(Web page and app entries)

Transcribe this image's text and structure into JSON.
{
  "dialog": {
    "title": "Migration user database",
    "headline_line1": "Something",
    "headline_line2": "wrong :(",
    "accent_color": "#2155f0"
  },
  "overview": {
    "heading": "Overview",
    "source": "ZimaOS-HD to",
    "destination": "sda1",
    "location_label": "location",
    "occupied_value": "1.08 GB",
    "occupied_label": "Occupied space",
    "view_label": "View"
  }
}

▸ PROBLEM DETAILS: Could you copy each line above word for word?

▸ RESPONSE AREA:
Transcribe this image's text and structure into JSON.
{
  "dialog": {
    "title": "Migration user database",
    "headline_line1": "Something",
    "headline_line2": "wrong :(",
    "accent_color": "#2155f0"
  },
  "overview": {
    "heading": "Overview",
    "source": "ZimaOS-HD to",
    "destination": "sda1",
    "location_label": "location",
    "occupied_value": "1.08 GB",
    "occupied_label": "Occupied space",
    "view_label": "View"
  }
}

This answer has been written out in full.